Technical Safety BC-led boiler investigation influences global standards
Have you ever waited a moment too long to light a barbecue and been surprised by the “whoosh” as built-up gas ignites? Safety professionals call this a “hard light-off” or delayed ignition and, if you are outside, the result is typically a yelp followed by jokes about singed eyebrows. But in many circumstances, it’s no laughing matter.
Several hard light-off incidents at commercial and industrial buildings around British Columbia were reported to Technical Safety BC between 2011 and 2015. Owners of specific models of gas-fired hot water boilers reported hearing a loud bang or pop during start-up or operation, often with associated damage to the boiler venting system.
“One of these delayed ignitions actually blew the venting off and the boiler continued to operate,” recalls Technical Safety BC's Jeff Coleman, Leader, Engineering and Incident Investigations. “It was no longer venting properly and the products of combustion, including carbon monoxide, were staying inside the building.”
Thanks to the data reported to Technical Safety BC through past incidents, a trend became apparent. “Each time was a little different but we noticed it was the same manufacturer and same boiler model series in all the cases,” Coleman says. After an incident at a public athletics centre in Burnaby in October 2015, Technical Safety BC kicked off an in-depth investigation to prevent future occurrences.
Technical Safety BC brought together the manufacturer of the affected boiler, the boiler certification body and the facility owner to collaborate on an investigation and possible improvements. Building trust and communication between the parties was key and Technical Safety BC worked hard to keep the emphasis on mutual co-operation, collaboration and public safety.
Technical Safety BC guided the team through a number of activities including a review of the past incidents; interviews with witnesses, operators and maintenance contractors; and an examination of the boiler installation, components, gas supply and venting systems.
“The investigation quickly identified some commonalities among all the boilers that had malfunctioned,” says Chris Jorgenson, Technical Safety BC's Administrator of Gas Equipment Approvals. The first was the presence of a “white-potted” igniter that functions as part of an igniter-injector assembly. A particular design feature of these older igniters caused the metal tip to snap or the ceramic tube to crack when heated. The location of the igniters also contributed to carbon deposit build-up, preventing a clean ignition every time.
Another issue involved the purge system, which is responsible for clearing out gas if lighting doesn’t happen immediately. The purge cycle was found to be too short and weak to clear gas out of longer chimneys. The damaged igniter tip, combined with a low blower speed during purge, likely caused the ignition of an increased amount of gas within the boiler, forcing gas through and damaging the venting system.

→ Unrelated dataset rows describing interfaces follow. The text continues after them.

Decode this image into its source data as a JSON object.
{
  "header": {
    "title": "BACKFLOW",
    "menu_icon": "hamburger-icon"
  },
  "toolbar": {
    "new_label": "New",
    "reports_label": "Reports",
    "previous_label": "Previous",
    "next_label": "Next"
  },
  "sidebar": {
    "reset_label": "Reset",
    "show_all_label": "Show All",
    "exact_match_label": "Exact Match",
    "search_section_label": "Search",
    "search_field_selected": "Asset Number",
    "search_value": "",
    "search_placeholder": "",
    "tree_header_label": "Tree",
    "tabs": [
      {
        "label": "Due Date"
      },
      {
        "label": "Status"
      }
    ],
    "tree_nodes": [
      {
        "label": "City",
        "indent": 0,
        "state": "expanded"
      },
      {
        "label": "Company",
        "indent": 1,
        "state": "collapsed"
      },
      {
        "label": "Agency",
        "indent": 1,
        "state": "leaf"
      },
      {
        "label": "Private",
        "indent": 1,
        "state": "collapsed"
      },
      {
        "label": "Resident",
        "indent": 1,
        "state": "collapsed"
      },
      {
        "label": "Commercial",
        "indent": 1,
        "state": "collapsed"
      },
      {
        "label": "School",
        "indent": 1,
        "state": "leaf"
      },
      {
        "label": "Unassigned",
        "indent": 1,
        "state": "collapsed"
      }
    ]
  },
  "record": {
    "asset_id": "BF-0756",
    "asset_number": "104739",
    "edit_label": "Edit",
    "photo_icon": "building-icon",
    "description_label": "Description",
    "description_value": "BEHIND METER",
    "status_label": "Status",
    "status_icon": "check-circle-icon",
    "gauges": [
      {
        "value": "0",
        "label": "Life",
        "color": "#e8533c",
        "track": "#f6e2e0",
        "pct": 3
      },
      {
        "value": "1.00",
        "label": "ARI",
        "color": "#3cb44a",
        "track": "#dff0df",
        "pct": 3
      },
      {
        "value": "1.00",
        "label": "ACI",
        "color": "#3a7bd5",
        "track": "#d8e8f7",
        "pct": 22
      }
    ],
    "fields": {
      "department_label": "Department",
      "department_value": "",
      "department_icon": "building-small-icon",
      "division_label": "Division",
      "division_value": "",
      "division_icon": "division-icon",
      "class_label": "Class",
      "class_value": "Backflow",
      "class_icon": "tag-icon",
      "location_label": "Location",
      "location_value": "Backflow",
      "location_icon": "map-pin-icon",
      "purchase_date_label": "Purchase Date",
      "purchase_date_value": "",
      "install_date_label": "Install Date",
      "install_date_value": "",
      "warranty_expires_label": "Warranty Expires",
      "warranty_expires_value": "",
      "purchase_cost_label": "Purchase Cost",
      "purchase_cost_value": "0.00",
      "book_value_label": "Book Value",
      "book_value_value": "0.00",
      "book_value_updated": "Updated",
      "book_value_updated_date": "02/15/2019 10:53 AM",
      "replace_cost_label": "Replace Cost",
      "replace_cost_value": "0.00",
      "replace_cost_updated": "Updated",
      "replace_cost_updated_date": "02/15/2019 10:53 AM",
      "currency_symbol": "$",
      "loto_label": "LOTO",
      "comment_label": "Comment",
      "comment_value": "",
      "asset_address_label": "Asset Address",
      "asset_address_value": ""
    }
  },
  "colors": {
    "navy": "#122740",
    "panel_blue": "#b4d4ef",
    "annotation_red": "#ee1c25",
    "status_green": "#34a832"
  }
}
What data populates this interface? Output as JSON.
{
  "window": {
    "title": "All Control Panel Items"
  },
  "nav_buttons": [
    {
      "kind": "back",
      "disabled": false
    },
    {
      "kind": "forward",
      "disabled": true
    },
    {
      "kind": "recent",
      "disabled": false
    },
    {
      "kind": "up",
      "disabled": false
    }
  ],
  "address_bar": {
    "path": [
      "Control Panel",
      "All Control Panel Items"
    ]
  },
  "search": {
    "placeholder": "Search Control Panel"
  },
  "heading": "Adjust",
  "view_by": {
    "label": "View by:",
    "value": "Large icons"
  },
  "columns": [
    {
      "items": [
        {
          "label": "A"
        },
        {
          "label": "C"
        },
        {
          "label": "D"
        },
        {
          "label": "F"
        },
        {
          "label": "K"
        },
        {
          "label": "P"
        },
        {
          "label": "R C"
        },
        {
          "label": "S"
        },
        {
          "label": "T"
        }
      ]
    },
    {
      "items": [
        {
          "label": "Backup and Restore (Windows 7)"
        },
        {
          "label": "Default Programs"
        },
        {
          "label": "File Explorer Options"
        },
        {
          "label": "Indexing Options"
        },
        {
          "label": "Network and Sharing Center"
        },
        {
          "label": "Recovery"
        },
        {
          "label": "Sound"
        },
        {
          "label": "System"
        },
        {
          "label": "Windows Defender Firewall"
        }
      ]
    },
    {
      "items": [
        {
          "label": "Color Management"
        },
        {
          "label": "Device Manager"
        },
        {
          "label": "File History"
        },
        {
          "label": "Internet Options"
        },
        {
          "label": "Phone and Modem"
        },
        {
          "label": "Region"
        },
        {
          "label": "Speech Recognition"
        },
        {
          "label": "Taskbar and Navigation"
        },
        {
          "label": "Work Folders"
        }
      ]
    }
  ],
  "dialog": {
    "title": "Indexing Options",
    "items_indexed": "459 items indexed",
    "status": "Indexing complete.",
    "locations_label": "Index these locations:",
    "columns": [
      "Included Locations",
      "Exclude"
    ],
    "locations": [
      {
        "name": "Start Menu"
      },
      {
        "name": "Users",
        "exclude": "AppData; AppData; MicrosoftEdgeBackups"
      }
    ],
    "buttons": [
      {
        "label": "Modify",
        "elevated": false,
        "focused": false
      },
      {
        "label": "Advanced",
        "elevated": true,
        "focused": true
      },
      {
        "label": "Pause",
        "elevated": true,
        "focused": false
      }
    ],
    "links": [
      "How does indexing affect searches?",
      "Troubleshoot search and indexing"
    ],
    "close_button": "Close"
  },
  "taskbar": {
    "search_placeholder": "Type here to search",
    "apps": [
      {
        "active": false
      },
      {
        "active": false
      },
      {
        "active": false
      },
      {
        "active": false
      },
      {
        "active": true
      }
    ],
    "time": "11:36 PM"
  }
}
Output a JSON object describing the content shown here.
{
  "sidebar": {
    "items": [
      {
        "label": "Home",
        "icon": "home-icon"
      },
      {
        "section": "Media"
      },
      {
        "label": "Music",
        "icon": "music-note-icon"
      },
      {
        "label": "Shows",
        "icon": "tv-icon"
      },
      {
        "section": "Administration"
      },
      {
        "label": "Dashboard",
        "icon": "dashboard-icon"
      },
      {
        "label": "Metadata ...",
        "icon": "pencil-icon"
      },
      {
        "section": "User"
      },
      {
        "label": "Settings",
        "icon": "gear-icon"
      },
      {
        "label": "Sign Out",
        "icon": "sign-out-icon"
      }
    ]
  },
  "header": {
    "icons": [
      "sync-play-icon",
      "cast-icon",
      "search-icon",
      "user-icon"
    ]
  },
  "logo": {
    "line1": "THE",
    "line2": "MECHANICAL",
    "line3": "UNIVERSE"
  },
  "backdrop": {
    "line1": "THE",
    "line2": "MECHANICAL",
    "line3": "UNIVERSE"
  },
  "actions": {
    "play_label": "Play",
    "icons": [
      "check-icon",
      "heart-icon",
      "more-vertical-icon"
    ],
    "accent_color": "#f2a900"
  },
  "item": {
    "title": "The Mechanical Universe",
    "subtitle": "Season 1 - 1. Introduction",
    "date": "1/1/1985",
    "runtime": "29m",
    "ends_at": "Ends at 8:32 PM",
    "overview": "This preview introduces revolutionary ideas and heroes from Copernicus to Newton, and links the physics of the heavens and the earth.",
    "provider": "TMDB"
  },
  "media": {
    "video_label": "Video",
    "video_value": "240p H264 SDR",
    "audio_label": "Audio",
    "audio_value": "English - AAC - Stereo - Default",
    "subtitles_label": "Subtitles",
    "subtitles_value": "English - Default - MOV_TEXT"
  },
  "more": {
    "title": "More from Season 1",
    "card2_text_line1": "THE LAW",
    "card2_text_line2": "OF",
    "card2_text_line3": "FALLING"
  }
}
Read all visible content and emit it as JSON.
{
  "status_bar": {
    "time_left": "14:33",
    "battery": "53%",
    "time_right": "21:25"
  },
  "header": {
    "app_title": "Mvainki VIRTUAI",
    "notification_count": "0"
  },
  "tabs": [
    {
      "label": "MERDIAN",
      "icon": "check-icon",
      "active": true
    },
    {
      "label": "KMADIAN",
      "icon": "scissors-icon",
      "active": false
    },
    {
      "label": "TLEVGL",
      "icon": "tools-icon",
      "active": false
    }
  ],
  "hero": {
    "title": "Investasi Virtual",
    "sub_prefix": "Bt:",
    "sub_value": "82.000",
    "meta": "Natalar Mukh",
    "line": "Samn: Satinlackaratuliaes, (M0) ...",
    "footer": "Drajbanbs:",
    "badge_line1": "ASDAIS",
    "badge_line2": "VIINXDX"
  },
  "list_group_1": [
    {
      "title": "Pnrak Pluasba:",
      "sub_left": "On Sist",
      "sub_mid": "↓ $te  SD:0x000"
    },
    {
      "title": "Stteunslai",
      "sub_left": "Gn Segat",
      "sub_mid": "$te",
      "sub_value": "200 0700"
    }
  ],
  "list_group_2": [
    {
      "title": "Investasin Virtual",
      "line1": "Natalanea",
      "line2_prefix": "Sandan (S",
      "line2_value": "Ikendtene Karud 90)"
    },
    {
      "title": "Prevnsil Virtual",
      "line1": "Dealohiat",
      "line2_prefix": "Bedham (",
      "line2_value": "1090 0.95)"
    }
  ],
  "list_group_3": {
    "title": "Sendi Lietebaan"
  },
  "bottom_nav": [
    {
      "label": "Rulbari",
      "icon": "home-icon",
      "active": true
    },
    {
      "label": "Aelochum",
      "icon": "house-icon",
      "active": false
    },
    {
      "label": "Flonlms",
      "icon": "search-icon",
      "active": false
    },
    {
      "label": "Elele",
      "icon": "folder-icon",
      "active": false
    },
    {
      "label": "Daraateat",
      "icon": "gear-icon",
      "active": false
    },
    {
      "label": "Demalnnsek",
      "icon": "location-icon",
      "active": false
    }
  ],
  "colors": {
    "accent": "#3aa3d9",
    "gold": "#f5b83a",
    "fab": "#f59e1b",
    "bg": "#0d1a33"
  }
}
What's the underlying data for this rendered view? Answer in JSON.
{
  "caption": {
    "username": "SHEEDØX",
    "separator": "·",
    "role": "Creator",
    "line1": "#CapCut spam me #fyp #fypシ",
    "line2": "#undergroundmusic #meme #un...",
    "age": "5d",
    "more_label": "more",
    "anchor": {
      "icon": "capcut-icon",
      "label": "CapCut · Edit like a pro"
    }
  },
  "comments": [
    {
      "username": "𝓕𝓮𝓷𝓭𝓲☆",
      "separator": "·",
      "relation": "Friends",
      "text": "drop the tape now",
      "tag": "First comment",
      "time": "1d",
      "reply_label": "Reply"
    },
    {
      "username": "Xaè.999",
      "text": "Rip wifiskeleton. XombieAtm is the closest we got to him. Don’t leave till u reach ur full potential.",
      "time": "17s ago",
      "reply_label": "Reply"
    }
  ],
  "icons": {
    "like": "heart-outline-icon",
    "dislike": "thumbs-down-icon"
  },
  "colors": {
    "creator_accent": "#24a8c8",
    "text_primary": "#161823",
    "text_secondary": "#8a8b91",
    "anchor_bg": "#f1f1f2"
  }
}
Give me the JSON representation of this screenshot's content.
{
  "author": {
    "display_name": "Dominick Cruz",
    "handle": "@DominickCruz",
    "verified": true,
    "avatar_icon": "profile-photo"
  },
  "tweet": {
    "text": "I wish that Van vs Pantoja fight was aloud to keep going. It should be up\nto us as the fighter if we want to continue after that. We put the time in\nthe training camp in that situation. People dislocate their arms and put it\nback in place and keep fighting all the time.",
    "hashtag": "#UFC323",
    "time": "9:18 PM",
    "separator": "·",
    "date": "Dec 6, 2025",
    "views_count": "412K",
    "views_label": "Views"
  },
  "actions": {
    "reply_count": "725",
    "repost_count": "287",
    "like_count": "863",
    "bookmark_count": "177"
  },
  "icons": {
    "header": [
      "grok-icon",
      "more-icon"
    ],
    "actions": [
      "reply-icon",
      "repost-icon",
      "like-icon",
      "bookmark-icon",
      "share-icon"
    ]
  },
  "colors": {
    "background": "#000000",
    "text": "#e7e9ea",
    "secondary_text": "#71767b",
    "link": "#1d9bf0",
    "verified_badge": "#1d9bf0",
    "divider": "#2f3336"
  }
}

Under the Safety Standards Act, a provincial safety manager can issue a safety order to prevent, avoid or reduce risk of personal injury or damage to property. Technical Safety BC's Gas Safety Manager, Brad Wyatt, issued a safety order that mandated an adjustment to the purge cycle, upgrade of the igniter, and regular service and maintenance requirements for these types of boilers in BC. “It is so important that these types of gas-burning equipment are installed to the manufacturer’s requirements as well as regularly inspected, cleaned and maintained by qualified gas fitters,” reminds Wyatt.
The manufacturer also noted several instances of maintenance neglect believed to be related to the incidents. It issued an updated technical service bulletin to alert owners of the potential issue and how to remedy it. The manufacturer also facilitated repairs to the damaged boilers and the replacement of white-potted igniters with the safer black-potted ones. All boilers of this type installed in BC are now required to have the igniters and the equipment serviced and maintained annually by a qualified gas fitter.
The implications of this investigation extend beyond BC. Underwriters Laboratories Inc., the certification body that certifies equipment of this kind, is currently clarifying the technical standards for gas-assist ignition system design and certification. When implemented, these changes will affect boiler certification standards at an international level.
This is just one example of how incidents reported to Technical Safety BC are resulting in wide-reaching changes to industry that are improving safety in the province and beyond.
This article was originally published in the 2016 State of Safety.